## Task instructions
Below are the records. State how many of their lines hold the word "your", and add nothing else.

Top of Data records

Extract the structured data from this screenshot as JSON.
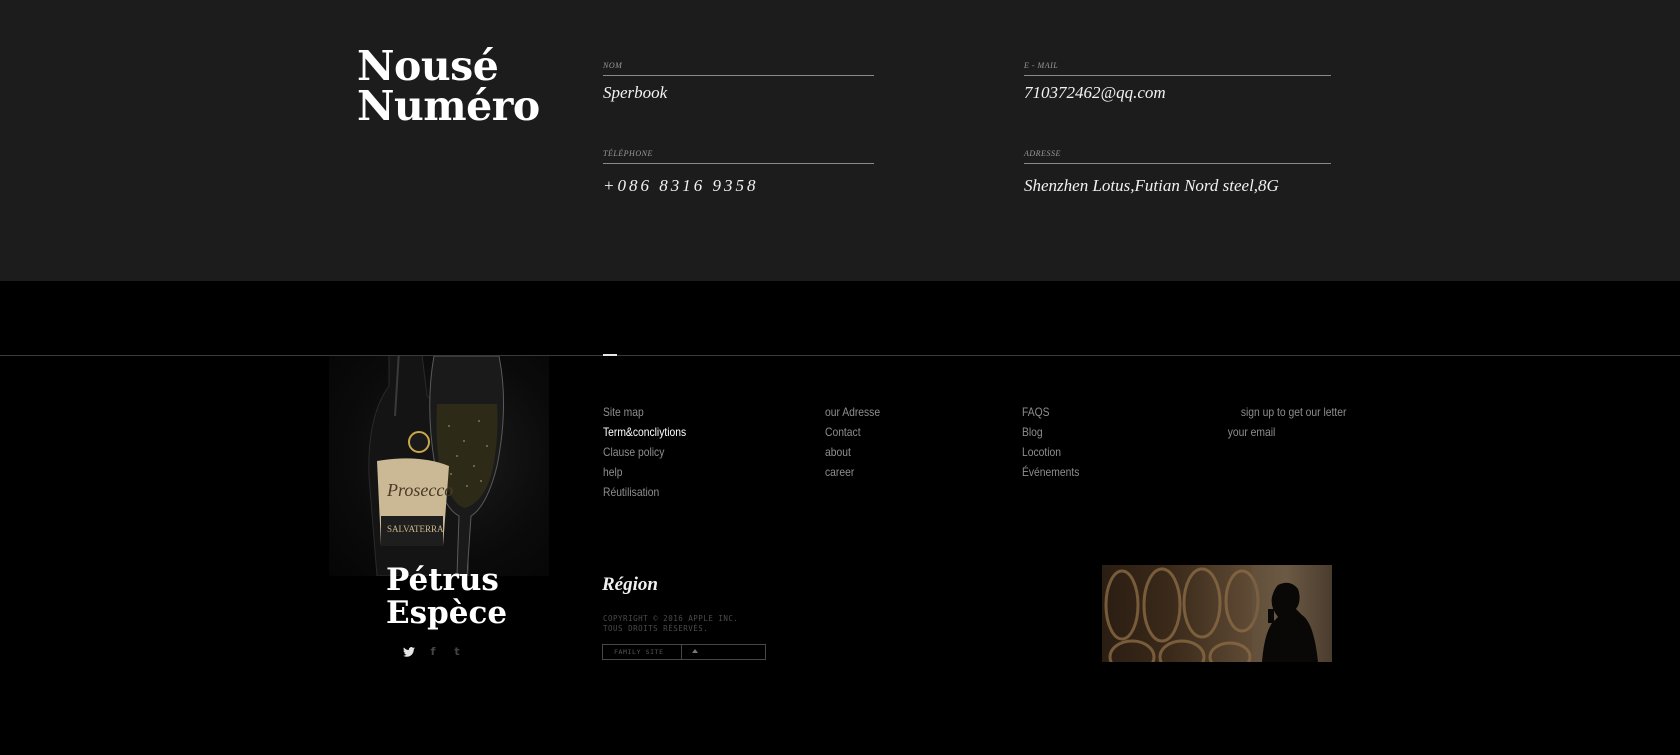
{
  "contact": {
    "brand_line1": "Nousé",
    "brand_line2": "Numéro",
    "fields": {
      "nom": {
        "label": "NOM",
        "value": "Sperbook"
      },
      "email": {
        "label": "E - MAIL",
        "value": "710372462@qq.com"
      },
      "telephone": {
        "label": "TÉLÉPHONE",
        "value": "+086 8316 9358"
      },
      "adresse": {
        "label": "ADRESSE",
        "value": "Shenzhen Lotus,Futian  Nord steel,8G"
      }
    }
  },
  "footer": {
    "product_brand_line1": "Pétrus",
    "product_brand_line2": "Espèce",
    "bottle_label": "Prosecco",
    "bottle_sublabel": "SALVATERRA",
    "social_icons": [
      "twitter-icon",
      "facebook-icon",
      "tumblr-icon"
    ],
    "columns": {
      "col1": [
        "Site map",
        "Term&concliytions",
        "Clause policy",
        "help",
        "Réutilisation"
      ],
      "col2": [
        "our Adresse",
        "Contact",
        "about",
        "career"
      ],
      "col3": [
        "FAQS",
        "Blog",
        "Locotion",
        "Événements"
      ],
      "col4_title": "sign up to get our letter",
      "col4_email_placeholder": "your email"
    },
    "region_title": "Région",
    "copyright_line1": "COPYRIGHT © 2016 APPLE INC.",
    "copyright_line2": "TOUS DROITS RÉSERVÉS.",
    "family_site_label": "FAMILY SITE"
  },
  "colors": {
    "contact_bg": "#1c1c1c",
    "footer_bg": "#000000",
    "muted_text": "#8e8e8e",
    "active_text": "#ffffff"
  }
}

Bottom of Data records
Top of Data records

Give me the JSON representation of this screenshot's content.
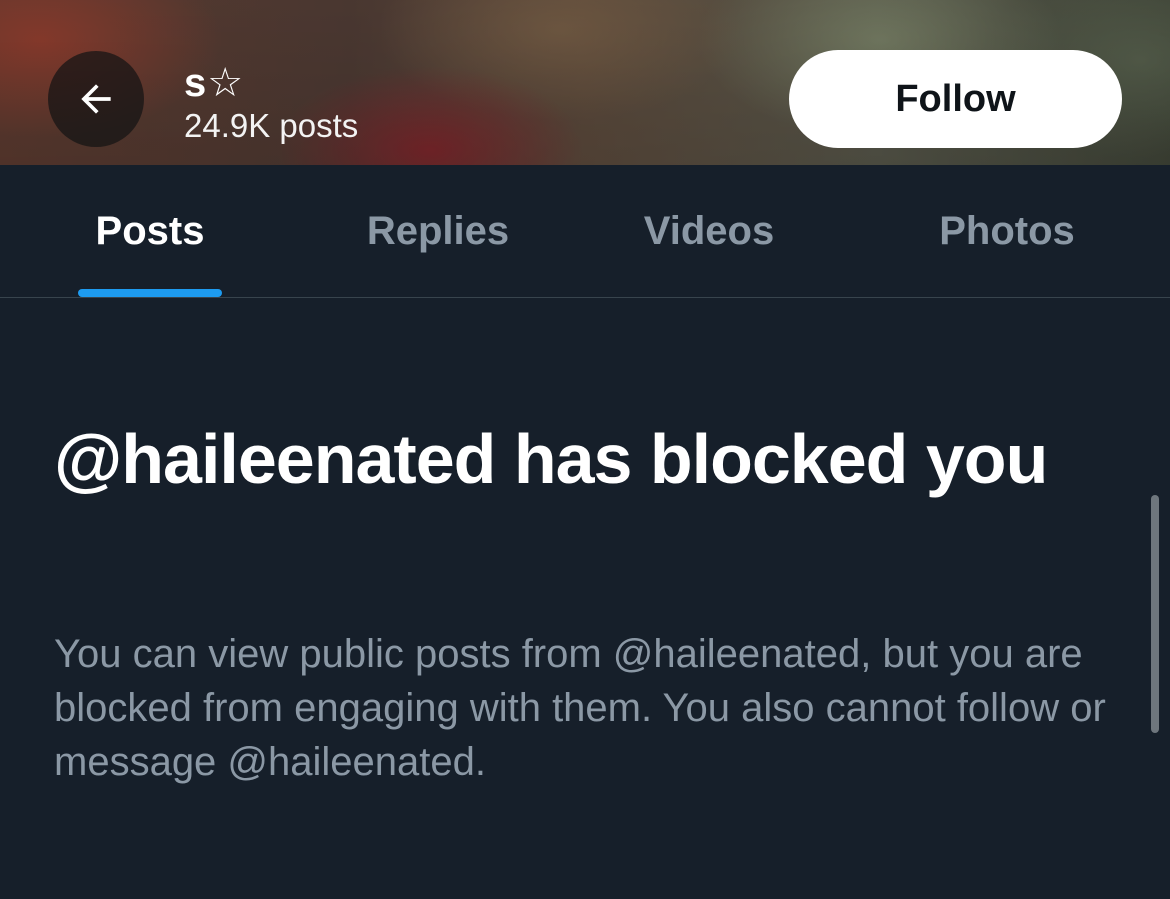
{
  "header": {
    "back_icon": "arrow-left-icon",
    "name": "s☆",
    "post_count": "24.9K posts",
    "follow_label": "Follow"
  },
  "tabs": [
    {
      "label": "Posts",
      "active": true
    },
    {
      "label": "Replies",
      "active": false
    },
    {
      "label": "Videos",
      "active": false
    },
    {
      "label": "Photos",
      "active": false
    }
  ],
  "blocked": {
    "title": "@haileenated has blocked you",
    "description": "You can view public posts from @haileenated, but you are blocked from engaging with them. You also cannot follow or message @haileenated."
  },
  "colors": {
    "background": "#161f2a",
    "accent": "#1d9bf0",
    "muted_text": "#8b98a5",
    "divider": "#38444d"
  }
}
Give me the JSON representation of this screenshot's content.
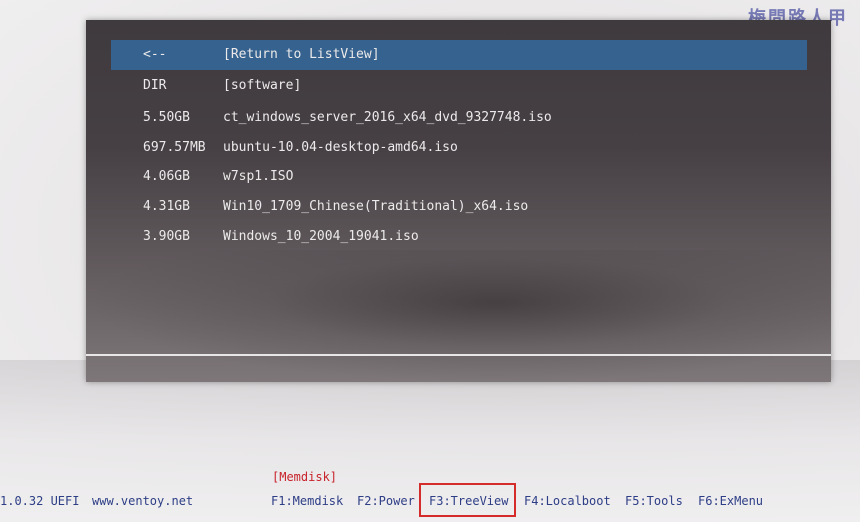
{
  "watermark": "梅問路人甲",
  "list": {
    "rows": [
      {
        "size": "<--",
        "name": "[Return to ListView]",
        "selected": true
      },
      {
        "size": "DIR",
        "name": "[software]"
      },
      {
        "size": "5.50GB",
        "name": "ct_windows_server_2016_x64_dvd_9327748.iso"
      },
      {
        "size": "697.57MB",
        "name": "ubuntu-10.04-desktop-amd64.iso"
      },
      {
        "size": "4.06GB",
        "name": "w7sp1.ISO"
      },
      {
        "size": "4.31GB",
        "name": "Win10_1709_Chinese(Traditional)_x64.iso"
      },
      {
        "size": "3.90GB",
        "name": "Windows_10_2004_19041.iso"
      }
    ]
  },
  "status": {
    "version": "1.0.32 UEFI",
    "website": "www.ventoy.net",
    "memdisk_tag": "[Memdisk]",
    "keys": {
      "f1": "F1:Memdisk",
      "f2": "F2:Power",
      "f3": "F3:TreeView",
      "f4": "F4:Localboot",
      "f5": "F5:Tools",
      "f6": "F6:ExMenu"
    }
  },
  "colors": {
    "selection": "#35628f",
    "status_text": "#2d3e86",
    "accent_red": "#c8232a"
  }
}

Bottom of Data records
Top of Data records

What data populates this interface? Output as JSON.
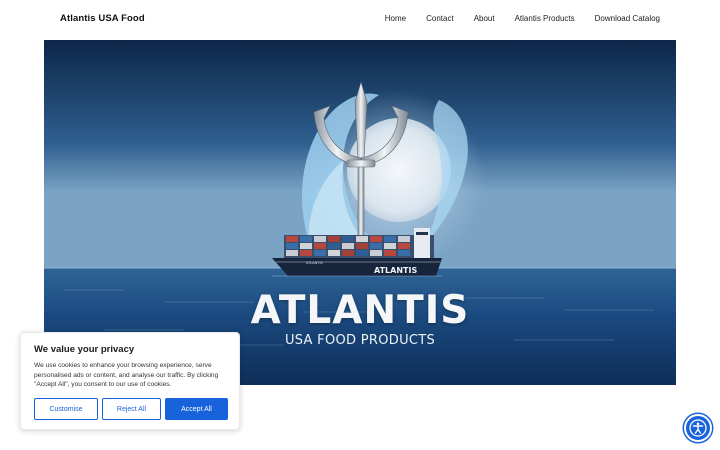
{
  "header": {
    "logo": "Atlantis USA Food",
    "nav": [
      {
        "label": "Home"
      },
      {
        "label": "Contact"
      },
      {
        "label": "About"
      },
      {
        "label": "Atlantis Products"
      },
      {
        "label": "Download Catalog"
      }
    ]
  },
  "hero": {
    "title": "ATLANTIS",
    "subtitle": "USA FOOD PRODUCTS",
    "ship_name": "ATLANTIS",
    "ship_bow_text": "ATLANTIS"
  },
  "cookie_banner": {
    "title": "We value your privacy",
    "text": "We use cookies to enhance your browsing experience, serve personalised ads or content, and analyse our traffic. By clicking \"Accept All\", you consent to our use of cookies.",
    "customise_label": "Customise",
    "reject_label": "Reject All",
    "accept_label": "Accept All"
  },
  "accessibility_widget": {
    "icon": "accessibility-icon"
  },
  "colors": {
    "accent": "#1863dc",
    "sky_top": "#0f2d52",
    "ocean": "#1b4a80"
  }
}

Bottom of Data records

## Solution
3